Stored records
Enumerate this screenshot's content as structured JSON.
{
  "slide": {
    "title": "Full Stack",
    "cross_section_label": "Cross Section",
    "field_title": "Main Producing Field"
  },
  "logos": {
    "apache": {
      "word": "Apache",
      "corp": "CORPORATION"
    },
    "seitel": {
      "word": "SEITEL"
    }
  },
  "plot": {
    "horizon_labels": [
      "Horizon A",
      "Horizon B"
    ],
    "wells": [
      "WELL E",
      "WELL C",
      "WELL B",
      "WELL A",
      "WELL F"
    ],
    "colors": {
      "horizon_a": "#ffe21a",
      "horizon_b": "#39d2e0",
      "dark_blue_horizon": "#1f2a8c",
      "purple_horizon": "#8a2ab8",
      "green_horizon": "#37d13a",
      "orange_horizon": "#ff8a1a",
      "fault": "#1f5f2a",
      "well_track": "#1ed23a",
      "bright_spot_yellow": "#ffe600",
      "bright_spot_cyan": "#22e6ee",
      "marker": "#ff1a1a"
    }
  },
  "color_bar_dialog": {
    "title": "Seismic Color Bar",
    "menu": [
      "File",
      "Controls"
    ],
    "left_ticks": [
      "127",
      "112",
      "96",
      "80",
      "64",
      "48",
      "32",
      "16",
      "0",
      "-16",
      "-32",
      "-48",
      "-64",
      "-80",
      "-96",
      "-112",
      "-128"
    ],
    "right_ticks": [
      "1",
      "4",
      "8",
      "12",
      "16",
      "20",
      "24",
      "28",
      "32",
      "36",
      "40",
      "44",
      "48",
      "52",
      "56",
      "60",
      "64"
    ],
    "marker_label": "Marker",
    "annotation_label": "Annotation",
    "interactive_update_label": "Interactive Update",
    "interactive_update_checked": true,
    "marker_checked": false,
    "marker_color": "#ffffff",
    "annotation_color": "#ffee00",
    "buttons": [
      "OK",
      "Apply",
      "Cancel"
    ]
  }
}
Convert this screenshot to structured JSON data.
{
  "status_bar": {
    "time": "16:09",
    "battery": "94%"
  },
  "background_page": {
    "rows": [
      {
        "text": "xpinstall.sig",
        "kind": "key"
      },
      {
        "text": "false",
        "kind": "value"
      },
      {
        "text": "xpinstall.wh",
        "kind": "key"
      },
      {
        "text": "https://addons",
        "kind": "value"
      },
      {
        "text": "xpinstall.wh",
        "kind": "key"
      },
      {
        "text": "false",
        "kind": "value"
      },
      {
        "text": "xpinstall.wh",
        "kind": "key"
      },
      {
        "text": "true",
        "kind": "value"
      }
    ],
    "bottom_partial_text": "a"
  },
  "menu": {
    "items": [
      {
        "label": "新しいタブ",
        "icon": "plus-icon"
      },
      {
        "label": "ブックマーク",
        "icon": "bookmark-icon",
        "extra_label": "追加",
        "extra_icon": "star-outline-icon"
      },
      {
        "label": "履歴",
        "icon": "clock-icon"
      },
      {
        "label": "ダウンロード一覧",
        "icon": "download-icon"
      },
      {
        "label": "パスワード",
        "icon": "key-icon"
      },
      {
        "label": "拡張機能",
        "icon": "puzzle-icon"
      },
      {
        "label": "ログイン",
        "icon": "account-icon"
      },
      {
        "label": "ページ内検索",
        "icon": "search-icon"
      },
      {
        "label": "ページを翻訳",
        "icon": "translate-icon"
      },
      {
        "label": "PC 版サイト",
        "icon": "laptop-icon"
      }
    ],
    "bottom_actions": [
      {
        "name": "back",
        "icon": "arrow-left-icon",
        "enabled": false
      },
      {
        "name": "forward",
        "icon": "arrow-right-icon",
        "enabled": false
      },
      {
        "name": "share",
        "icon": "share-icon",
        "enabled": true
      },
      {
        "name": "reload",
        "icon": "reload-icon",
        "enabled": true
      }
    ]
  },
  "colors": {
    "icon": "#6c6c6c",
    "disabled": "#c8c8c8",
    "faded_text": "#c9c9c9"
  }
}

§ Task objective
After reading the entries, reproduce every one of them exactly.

§ Completed exercise
Enumerate this screenshot's content as structured JSON.
{
  "slide": {
    "title": "Full Stack",
    "cross_section_label": "Cross Section",
    "field_title": "Main Producing Field"
  },
  "logos": {
    "apache": {
      "word": "Apache",
      "corp": "CORPORATION"
    },
    "seitel": {
      "word": "SEITEL"
    }
  },
  "plot": {
    "horizon_labels": [
      "Horizon A",
      "Horizon B"
    ],
    "wells": [
      "WELL E",
      "WELL C",
      "WELL B",
      "WELL A",
      "WELL F"
    ],
    "colors": {
      "horizon_a": "#ffe21a",
      "horizon_b": "#39d2e0",
      "dark_blue_horizon": "#1f2a8c",
      "purple_horizon": "#8a2ab8",
      "green_horizon": "#37d13a",
      "orange_horizon": "#ff8a1a",
      "fault": "#1f5f2a",
      "well_track": "#1ed23a",
      "bright_spot_yellow": "#ffe600",
      "bright_spot_cyan": "#22e6ee",
      "marker": "#ff1a1a"
    }
  },
  "color_bar_dialog": {
    "title": "Seismic Color Bar",
    "menu": [
      "File",
      "Controls"
    ],
    "left_ticks": [
      "127",
      "112",
      "96",
      "80",
      "64",
      "48",
      "32",
      "16",
      "0",
      "-16",
      "-32",
      "-48",
      "-64",
      "-80",
      "-96",
      "-112",
      "-128"
    ],
    "right_ticks": [
      "1",
      "4",
      "8",
      "12",
      "16",
      "20",
      "24",
      "28",
      "32",
      "36",
      "40",
      "44",
      "48",
      "52",
      "56",
      "60",
      "64"
    ],
    "marker_label": "Marker",
    "annotation_label": "Annotation",
    "interactive_update_label": "Interactive Update",
    "interactive_update_checked": true,
    "marker_checked": false,
    "marker_color": "#ffffff",
    "annotation_color": "#ffee00",
    "buttons": [
      "OK",
      "Apply",
      "Cancel"
    ]
  }
}
Convert this screenshot to structured JSON data.
{
  "status_bar": {
    "time": "16:09",
    "battery": "94%"
  },
  "background_page": {
    "rows": [
      {
        "text": "xpinstall.sig",
        "kind": "key"
      },
      {
        "text": "false",
        "kind": "value"
      },
      {
        "text": "xpinstall.wh",
        "kind": "key"
      },
      {
        "text": "https://addons",
        "kind": "value"
      },
      {
        "text": "xpinstall.wh",
        "kind": "key"
      },
      {
        "text": "false",
        "kind": "value"
      },
      {
        "text": "xpinstall.wh",
        "kind": "key"
      },
      {
        "text": "true",
        "kind": "value"
      }
    ],
    "bottom_partial_text": "a"
  },
  "menu": {
    "items": [
      {
        "label": "新しいタブ",
        "icon": "plus-icon"
      },
      {
        "label": "ブックマーク",
        "icon": "bookmark-icon",
        "extra_label": "追加",
        "extra_icon": "star-outline-icon"
      },
      {
        "label": "履歴",
        "icon": "clock-icon"
      },
      {
        "label": "ダウンロード一覧",
        "icon": "download-icon"
      },
      {
        "label": "パスワード",
        "icon": "key-icon"
      },
      {
        "label": "拡張機能",
        "icon": "puzzle-icon"
      },
      {
        "label": "ログイン",
        "icon": "account-icon"
      },
      {
        "label": "ページ内検索",
        "icon": "search-icon"
      },
      {
        "label": "ページを翻訳",
        "icon": "translate-icon"
      },
      {
        "label": "PC 版サイト",
        "icon": "laptop-icon"
      }
    ],
    "bottom_actions": [
      {
        "name": "back",
        "icon": "arrow-left-icon",
        "enabled": false
      },
      {
        "name": "forward",
        "icon": "arrow-right-icon",
        "enabled": false
      },
      {
        "name": "share",
        "icon": "share-icon",
        "enabled": true
      },
      {
        "name": "reload",
        "icon": "reload-icon",
        "enabled": true
      }
    ]
  },
  "colors": {
    "icon": "#6c6c6c",
    "disabled": "#c8c8c8",
    "faded_text": "#c9c9c9"
  }
}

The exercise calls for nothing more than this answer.